(PROBLEM TO SOLVE) Pictures do not belong in the copy; quote every entry below exactly.

[Recorded data]
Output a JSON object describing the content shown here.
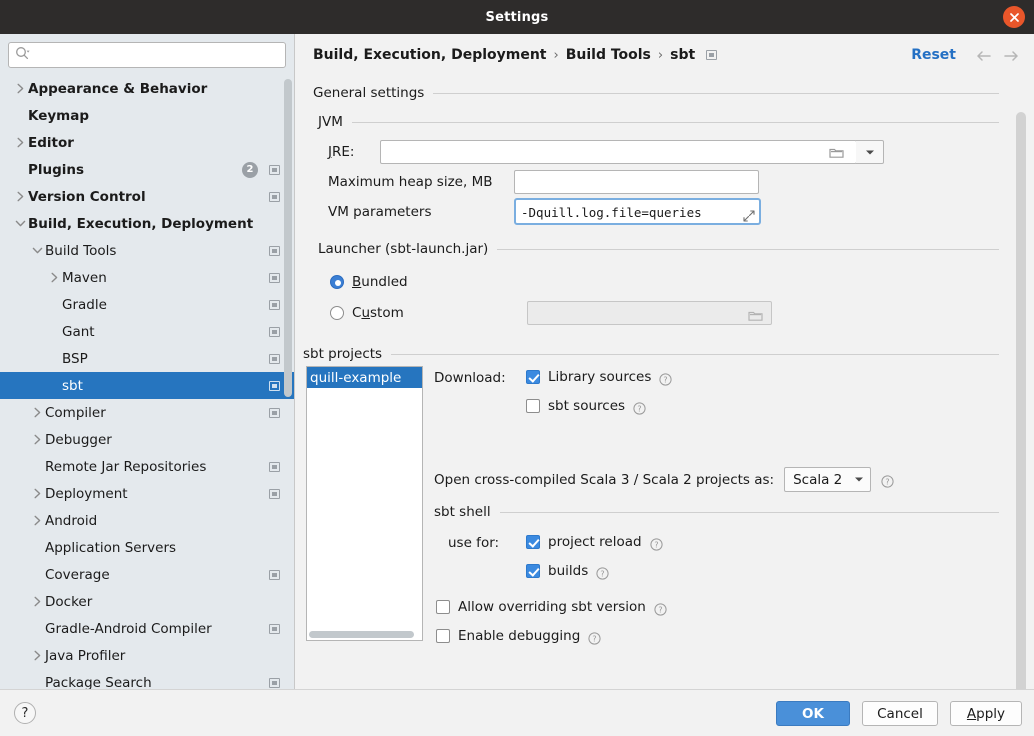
{
  "window": {
    "title": "Settings",
    "close_icon": "close-icon"
  },
  "sidebar": {
    "search": {
      "placeholder": "",
      "value": "",
      "icon": "search-icon"
    },
    "items": [
      {
        "label": "Appearance & Behavior",
        "indent": 0,
        "arrow": "right",
        "bold": true,
        "stub": false,
        "badge": null,
        "selected": false
      },
      {
        "label": "Keymap",
        "indent": 0,
        "arrow": "none",
        "bold": true,
        "stub": false,
        "badge": null,
        "selected": false
      },
      {
        "label": "Editor",
        "indent": 0,
        "arrow": "right",
        "bold": true,
        "stub": false,
        "badge": null,
        "selected": false
      },
      {
        "label": "Plugins",
        "indent": 0,
        "arrow": "none",
        "bold": true,
        "stub": true,
        "badge": "2",
        "selected": false
      },
      {
        "label": "Version Control",
        "indent": 0,
        "arrow": "right",
        "bold": true,
        "stub": true,
        "badge": null,
        "selected": false
      },
      {
        "label": "Build, Execution, Deployment",
        "indent": 0,
        "arrow": "down",
        "bold": true,
        "stub": false,
        "badge": null,
        "selected": false
      },
      {
        "label": "Build Tools",
        "indent": 1,
        "arrow": "down",
        "bold": false,
        "stub": true,
        "badge": null,
        "selected": false
      },
      {
        "label": "Maven",
        "indent": 2,
        "arrow": "right",
        "bold": false,
        "stub": true,
        "badge": null,
        "selected": false
      },
      {
        "label": "Gradle",
        "indent": 2,
        "arrow": "none",
        "bold": false,
        "stub": true,
        "badge": null,
        "selected": false
      },
      {
        "label": "Gant",
        "indent": 2,
        "arrow": "none",
        "bold": false,
        "stub": true,
        "badge": null,
        "selected": false
      },
      {
        "label": "BSP",
        "indent": 2,
        "arrow": "none",
        "bold": false,
        "stub": true,
        "badge": null,
        "selected": false
      },
      {
        "label": "sbt",
        "indent": 2,
        "arrow": "none",
        "bold": false,
        "stub": true,
        "badge": null,
        "selected": true
      },
      {
        "label": "Compiler",
        "indent": 1,
        "arrow": "right",
        "bold": false,
        "stub": true,
        "badge": null,
        "selected": false
      },
      {
        "label": "Debugger",
        "indent": 1,
        "arrow": "right",
        "bold": false,
        "stub": false,
        "badge": null,
        "selected": false
      },
      {
        "label": "Remote Jar Repositories",
        "indent": 1,
        "arrow": "none",
        "bold": false,
        "stub": true,
        "badge": null,
        "selected": false
      },
      {
        "label": "Deployment",
        "indent": 1,
        "arrow": "right",
        "bold": false,
        "stub": true,
        "badge": null,
        "selected": false
      },
      {
        "label": "Android",
        "indent": 1,
        "arrow": "right",
        "bold": false,
        "stub": false,
        "badge": null,
        "selected": false
      },
      {
        "label": "Application Servers",
        "indent": 1,
        "arrow": "none",
        "bold": false,
        "stub": false,
        "badge": null,
        "selected": false
      },
      {
        "label": "Coverage",
        "indent": 1,
        "arrow": "none",
        "bold": false,
        "stub": true,
        "badge": null,
        "selected": false
      },
      {
        "label": "Docker",
        "indent": 1,
        "arrow": "right",
        "bold": false,
        "stub": false,
        "badge": null,
        "selected": false
      },
      {
        "label": "Gradle-Android Compiler",
        "indent": 1,
        "arrow": "none",
        "bold": false,
        "stub": true,
        "badge": null,
        "selected": false
      },
      {
        "label": "Java Profiler",
        "indent": 1,
        "arrow": "right",
        "bold": false,
        "stub": false,
        "badge": null,
        "selected": false
      },
      {
        "label": "Package Search",
        "indent": 1,
        "arrow": "none",
        "bold": false,
        "stub": true,
        "badge": null,
        "selected": false
      }
    ]
  },
  "header": {
    "breadcrumb": [
      "Build, Execution, Deployment",
      "Build Tools",
      "sbt"
    ],
    "separator": "›",
    "reset_label": "Reset",
    "back_icon": "arrow-left-icon",
    "forward_icon": "arrow-right-icon"
  },
  "main": {
    "general_settings_title": "General settings",
    "jvm": {
      "title": "JVM",
      "jre_label": "JRE:",
      "jre_value": "",
      "browse_icon": "folder-icon",
      "dropdown_icon": "chevron-down-icon",
      "max_heap_label": "Maximum heap size, MB",
      "max_heap_value": "",
      "vm_params_label": "VM parameters",
      "vm_params_value": "-Dquill.log.file=queries",
      "expand_icon": "expand-icon"
    },
    "launcher": {
      "title": "Launcher (sbt-launch.jar)",
      "bundled_label": "Bundled",
      "bundled_selected": true,
      "custom_label": "Custom",
      "custom_selected": false,
      "custom_path_value": "",
      "browse_icon": "folder-icon"
    },
    "sbt_projects": {
      "title": "sbt projects",
      "projects": [
        "quill-example"
      ],
      "selected_project": "quill-example",
      "download_label": "Download:",
      "library_sources_label": "Library sources",
      "library_sources_checked": true,
      "sbt_sources_label": "sbt sources",
      "sbt_sources_checked": false,
      "cross_compiled_label": "Open cross-compiled Scala 3 / Scala 2 projects as:",
      "cross_compiled_value": "Scala 2",
      "help_icon": "help-icon"
    },
    "sbt_shell": {
      "title": "sbt shell",
      "use_for_label": "use for:",
      "project_reload_label": "project reload",
      "project_reload_checked": true,
      "builds_label": "builds",
      "builds_checked": true,
      "allow_override_label": "Allow overriding sbt version",
      "allow_override_checked": false,
      "enable_debugging_label": "Enable debugging",
      "enable_debugging_checked": false
    }
  },
  "footer": {
    "help_label": "?",
    "ok_label": "OK",
    "cancel_label": "Cancel",
    "apply_label": "Apply"
  },
  "colors": {
    "accent_blue": "#2675bf",
    "primary_button": "#4a90d9",
    "link_blue": "#2470c4",
    "close_red": "#e9562a",
    "titlebar": "#2e2c2b",
    "sidebar_bg": "#e4e9ed",
    "content_bg": "#f2f2f2"
  }
}
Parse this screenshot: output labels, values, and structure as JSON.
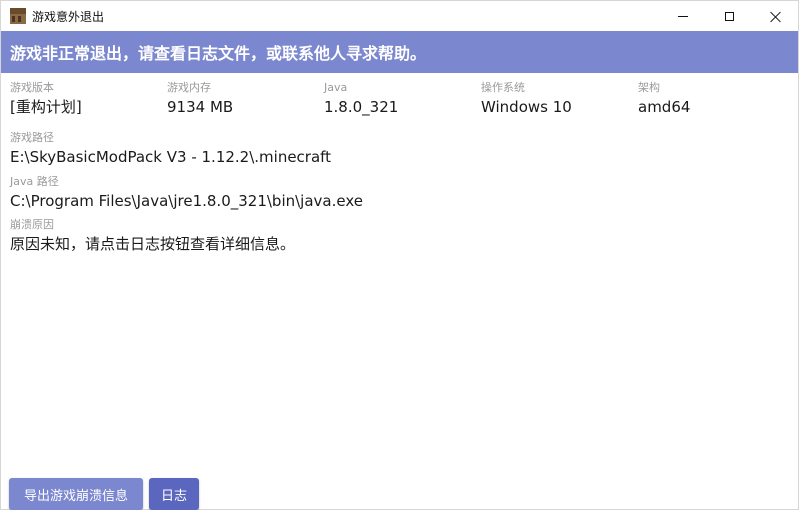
{
  "window": {
    "title": "游戏意外退出",
    "icon": "crafting-table-icon",
    "controls": {
      "minimize": "minimize-icon",
      "maximize": "maximize-icon",
      "close": "close-icon"
    }
  },
  "banner": {
    "text": "游戏非正常退出，请查看日志文件，或联系他人寻求帮助。",
    "color": "#7b87cf"
  },
  "info": [
    {
      "label": "游戏版本",
      "value": "[重构计划]"
    },
    {
      "label": "游戏内存",
      "value": "9134 MB"
    },
    {
      "label": "Java",
      "value": "1.8.0_321"
    },
    {
      "label": "操作系统",
      "value": "Windows 10"
    },
    {
      "label": "架构",
      "value": "amd64"
    }
  ],
  "game_path": {
    "label": "游戏路径",
    "value": "E:\\SkyBasicModPack V3 - 1.12.2\\.minecraft"
  },
  "java_path": {
    "label": "Java 路径",
    "value": "C:\\Program Files\\Java\\jre1.8.0_321\\bin\\java.exe"
  },
  "crash_reason": {
    "label": "崩溃原因",
    "value": "原因未知，请点击日志按钮查看详细信息。"
  },
  "buttons": {
    "export": "导出游戏崩溃信息",
    "log": "日志"
  }
}
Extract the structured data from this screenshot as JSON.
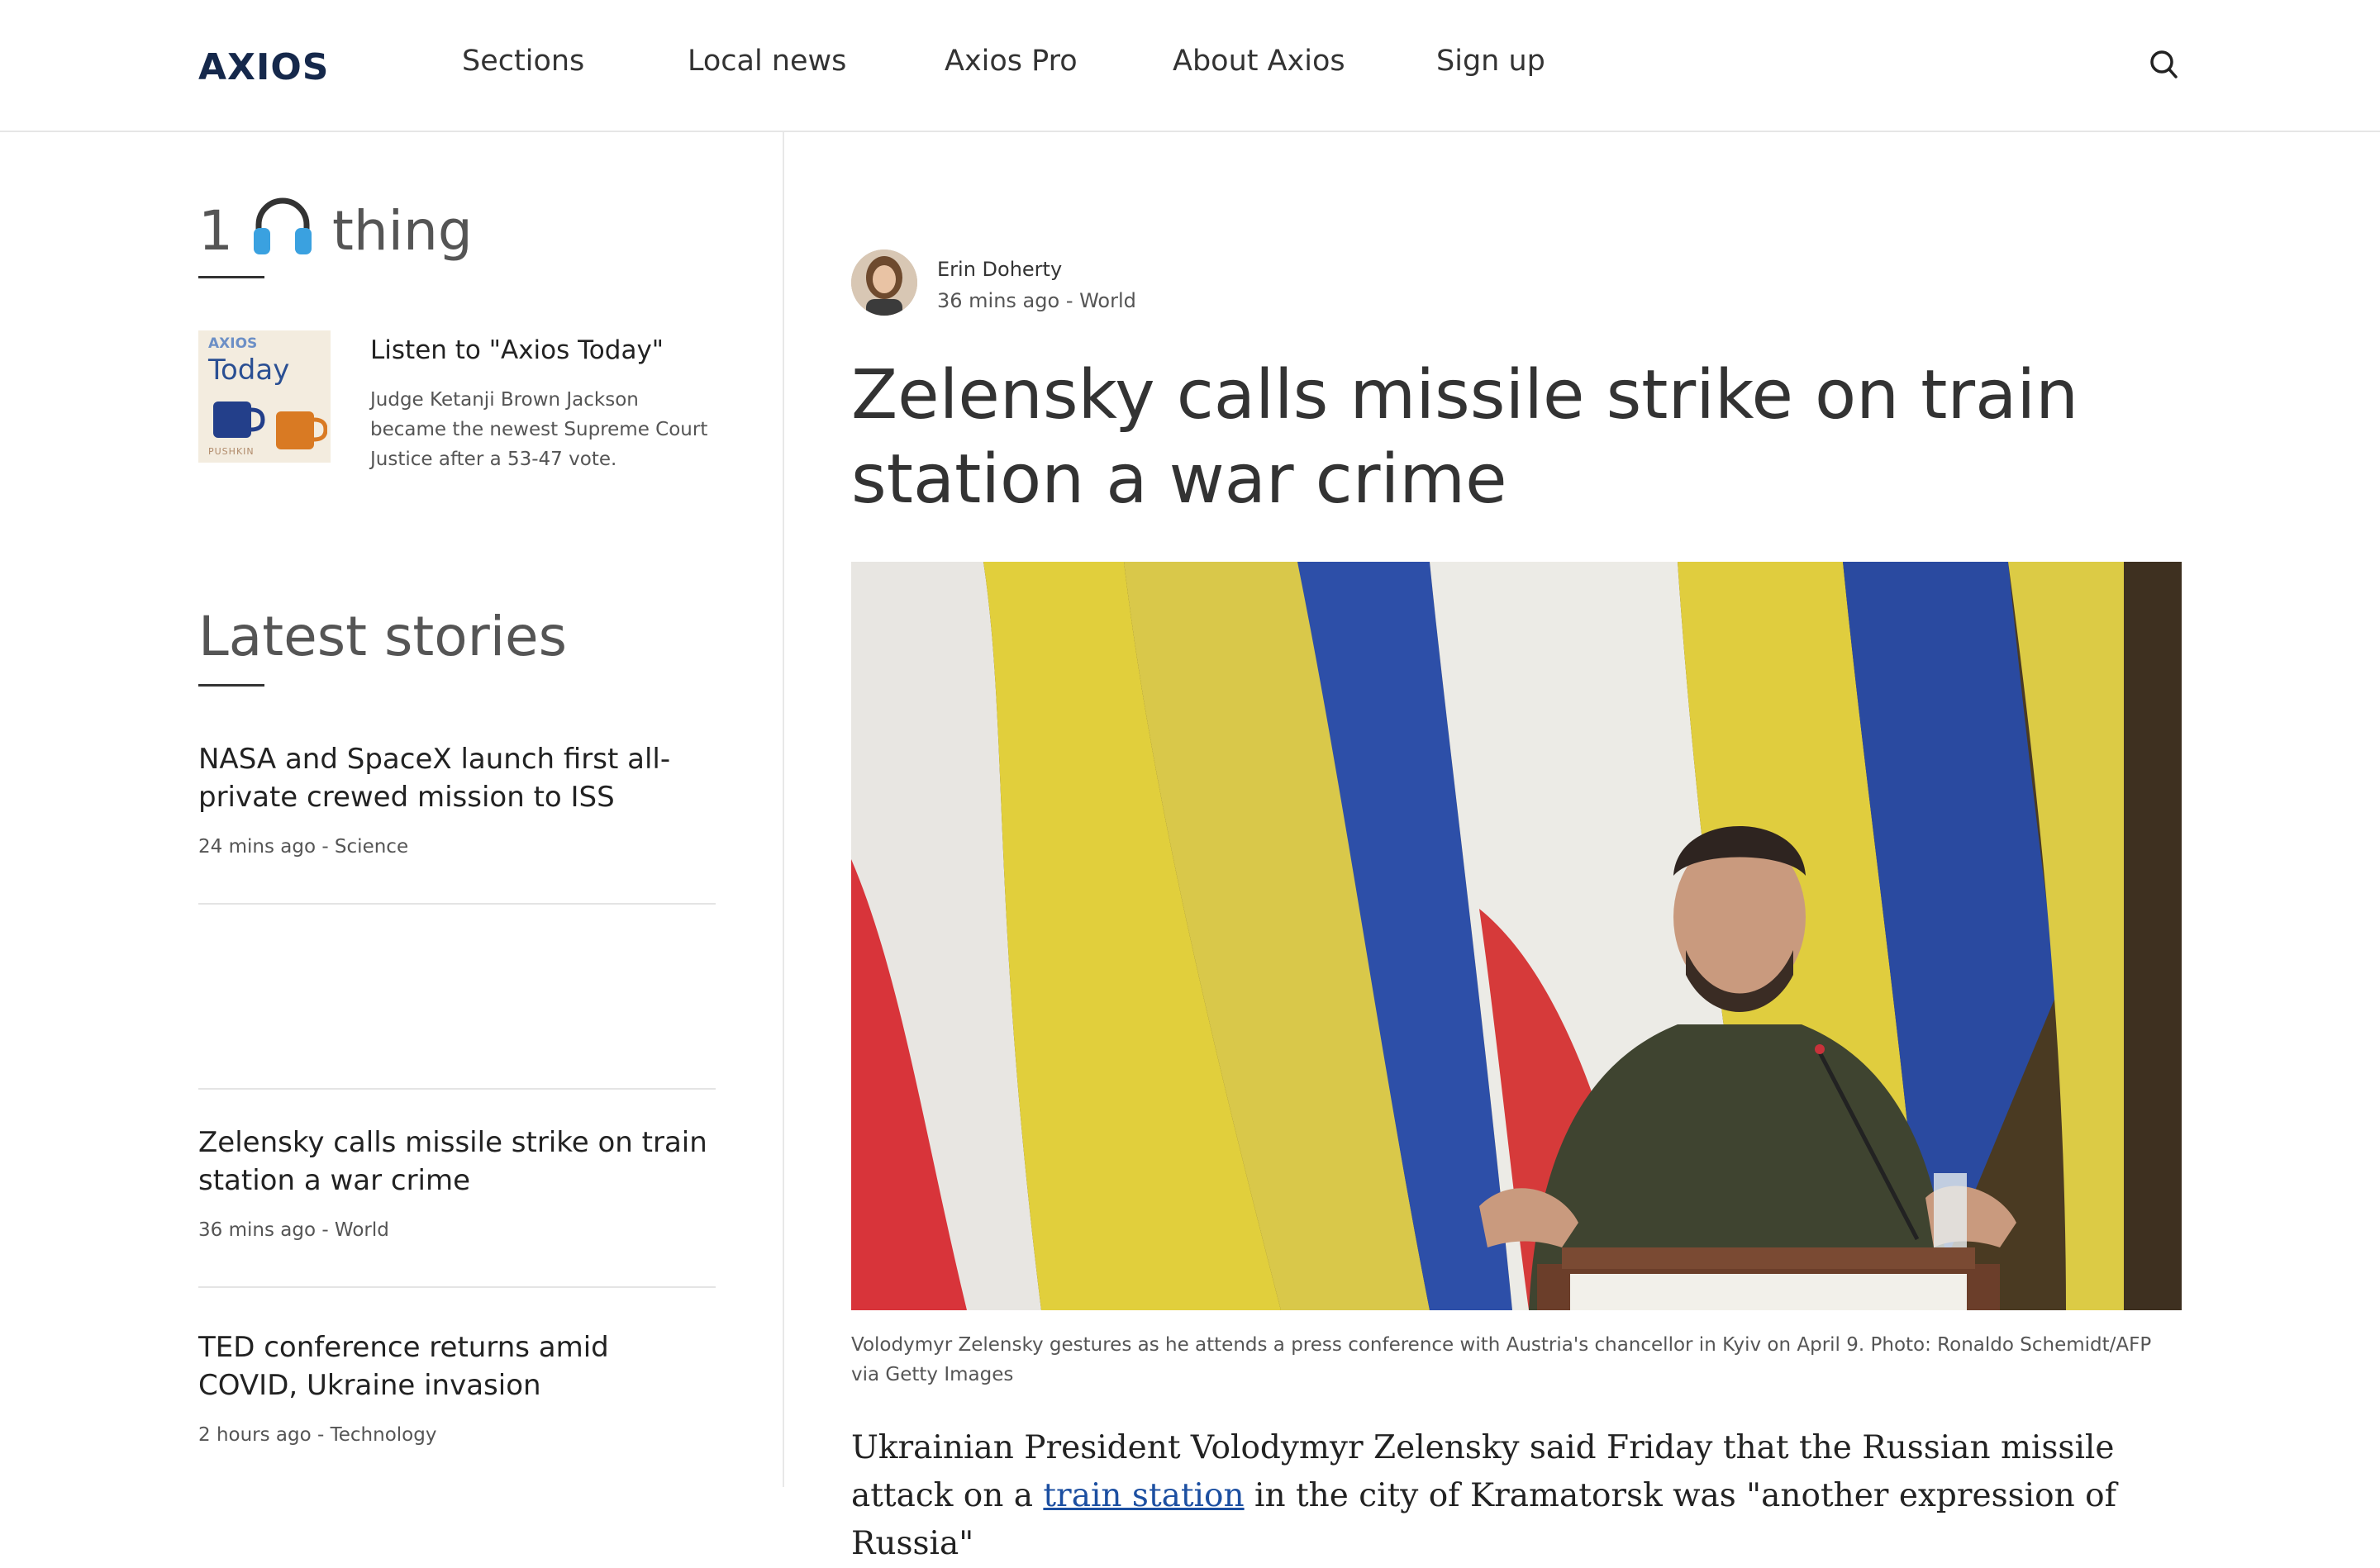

(EXERCISE RESPONSE)
Output a JSON object describing the content shown here.
{
  "window": {
    "title": "Settings",
    "close_icon": "close-icon"
  },
  "sidebar": {
    "search": {
      "placeholder": "",
      "value": "",
      "icon": "search-icon"
    },
    "items": [
      {
        "label": "Appearance & Behavior",
        "indent": 0,
        "arrow": "right",
        "bold": true,
        "stub": false,
        "badge": null,
        "selected": false
      },
      {
        "label": "Keymap",
        "indent": 0,
        "arrow": "none",
        "bold": true,
        "stub": false,
        "badge": null,
        "selected": false
      },
      {
        "label": "Editor",
        "indent": 0,
        "arrow": "right",
        "bold": true,
        "stub": false,
        "badge": null,
        "selected": false
      },
      {
        "label": "Plugins",
        "indent": 0,
        "arrow": "none",
        "bold": true,
        "stub": true,
        "badge": "2",
        "selected": false
      },
      {
        "label": "Version Control",
        "indent": 0,
        "arrow": "right",
        "bold": true,
        "stub": true,
        "badge": null,
        "selected": false
      },
      {
        "label": "Build, Execution, Deployment",
        "indent": 0,
        "arrow": "down",
        "bold": true,
        "stub": false,
        "badge": null,
        "selected": false
      },
      {
        "label": "Build Tools",
        "indent": 1,
        "arrow": "down",
        "bold": false,
        "stub": true,
        "badge": null,
        "selected": false
      },
      {
        "label": "Maven",
        "indent": 2,
        "arrow": "right",
        "bold": false,
        "stub": true,
        "badge": null,
        "selected": false
      },
      {
        "label": "Gradle",
        "indent": 2,
        "arrow": "none",
        "bold": false,
        "stub": true,
        "badge": null,
        "selected": false
      },
      {
        "label": "Gant",
        "indent": 2,
        "arrow": "none",
        "bold": false,
        "stub": true,
        "badge": null,
        "selected": false
      },
      {
        "label": "BSP",
        "indent": 2,
        "arrow": "none",
        "bold": false,
        "stub": true,
        "badge": null,
        "selected": false
      },
      {
        "label": "sbt",
        "indent": 2,
        "arrow": "none",
        "bold": false,
        "stub": true,
        "badge": null,
        "selected": true
      },
      {
        "label": "Compiler",
        "indent": 1,
        "arrow": "right",
        "bold": false,
        "stub": true,
        "badge": null,
        "selected": false
      },
      {
        "label": "Debugger",
        "indent": 1,
        "arrow": "right",
        "bold": false,
        "stub": false,
        "badge": null,
        "selected": false
      },
      {
        "label": "Remote Jar Repositories",
        "indent": 1,
        "arrow": "none",
        "bold": false,
        "stub": true,
        "badge": null,
        "selected": false
      },
      {
        "label": "Deployment",
        "indent": 1,
        "arrow": "right",
        "bold": false,
        "stub": true,
        "badge": null,
        "selected": false
      },
      {
        "label": "Android",
        "indent": 1,
        "arrow": "right",
        "bold": false,
        "stub": false,
        "badge": null,
        "selected": false
      },
      {
        "label": "Application Servers",
        "indent": 1,
        "arrow": "none",
        "bold": false,
        "stub": false,
        "badge": null,
        "selected": false
      },
      {
        "label": "Coverage",
        "indent": 1,
        "arrow": "none",
        "bold": false,
        "stub": true,
        "badge": null,
        "selected": false
      },
      {
        "label": "Docker",
        "indent": 1,
        "arrow": "right",
        "bold": false,
        "stub": false,
        "badge": null,
        "selected": false
      },
      {
        "label": "Gradle-Android Compiler",
        "indent": 1,
        "arrow": "none",
        "bold": false,
        "stub": true,
        "badge": null,
        "selected": false
      },
      {
        "label": "Java Profiler",
        "indent": 1,
        "arrow": "right",
        "bold": false,
        "stub": false,
        "badge": null,
        "selected": false
      },
      {
        "label": "Package Search",
        "indent": 1,
        "arrow": "none",
        "bold": false,
        "stub": true,
        "badge": null,
        "selected": false
      }
    ]
  },
  "header": {
    "breadcrumb": [
      "Build, Execution, Deployment",
      "Build Tools",
      "sbt"
    ],
    "separator": "›",
    "reset_label": "Reset",
    "back_icon": "arrow-left-icon",
    "forward_icon": "arrow-right-icon"
  },
  "main": {
    "general_settings_title": "General settings",
    "jvm": {
      "title": "JVM",
      "jre_label": "JRE:",
      "jre_value": "",
      "browse_icon": "folder-icon",
      "dropdown_icon": "chevron-down-icon",
      "max_heap_label": "Maximum heap size, MB",
      "max_heap_value": "",
      "vm_params_label": "VM parameters",
      "vm_params_value": "-Dquill.log.file=queries",
      "expand_icon": "expand-icon"
    },
    "launcher": {
      "title": "Launcher (sbt-launch.jar)",
      "bundled_label": "Bundled",
      "bundled_selected": true,
      "custom_label": "Custom",
      "custom_selected": false,
      "custom_path_value": "",
      "browse_icon": "folder-icon"
    },
    "sbt_projects": {
      "title": "sbt projects",
      "projects": [
        "quill-example"
      ],
      "selected_project": "quill-example",
      "download_label": "Download:",
      "library_sources_label": "Library sources",
      "library_sources_checked": true,
      "sbt_sources_label": "sbt sources",
      "sbt_sources_checked": false,
      "cross_compiled_label": "Open cross-compiled Scala 3 / Scala 2 projects as:",
      "cross_compiled_value": "Scala 2",
      "help_icon": "help-icon"
    },
    "sbt_shell": {
      "title": "sbt shell",
      "use_for_label": "use for:",
      "project_reload_label": "project reload",
      "project_reload_checked": true,
      "builds_label": "builds",
      "builds_checked": true,
      "allow_override_label": "Allow overriding sbt version",
      "allow_override_checked": false,
      "enable_debugging_label": "Enable debugging",
      "enable_debugging_checked": false
    }
  },
  "footer": {
    "help_label": "?",
    "ok_label": "OK",
    "cancel_label": "Cancel",
    "apply_label": "Apply"
  },
  "colors": {
    "accent_blue": "#2675bf",
    "primary_button": "#4a90d9",
    "link_blue": "#2470c4",
    "close_red": "#e9562a",
    "titlebar": "#2e2c2b",
    "sidebar_bg": "#e4e9ed",
    "content_bg": "#f2f2f2"
  }
}
Parse this screenshot: output labels, values, and structure as JSON.
{
  "window": {
    "title": "游戏意外退出",
    "icon": "crafting-table-icon",
    "controls": {
      "minimize": "minimize-icon",
      "maximize": "maximize-icon",
      "close": "close-icon"
    }
  },
  "banner": {
    "text": "游戏非正常退出，请查看日志文件，或联系他人寻求帮助。",
    "color": "#7b87cf"
  },
  "info": [
    {
      "label": "游戏版本",
      "value": "[重构计划]"
    },
    {
      "label": "游戏内存",
      "value": "9134 MB"
    },
    {
      "label": "Java",
      "value": "1.8.0_321"
    },
    {
      "label": "操作系统",
      "value": "Windows 10"
    },
    {
      "label": "架构",
      "value": "amd64"
    }
  ],
  "game_path": {
    "label": "游戏路径",
    "value": "E:\\SkyBasicModPack V3 - 1.12.2\\.minecraft"
  },
  "java_path": {
    "label": "Java 路径",
    "value": "C:\\Program Files\\Java\\jre1.8.0_321\\bin\\java.exe"
  },
  "crash_reason": {
    "label": "崩溃原因",
    "value": "原因未知，请点击日志按钮查看详细信息。"
  },
  "buttons": {
    "export": "导出游戏崩溃信息",
    "log": "日志"
  }
}
Extract the structured data from this screenshot as JSON.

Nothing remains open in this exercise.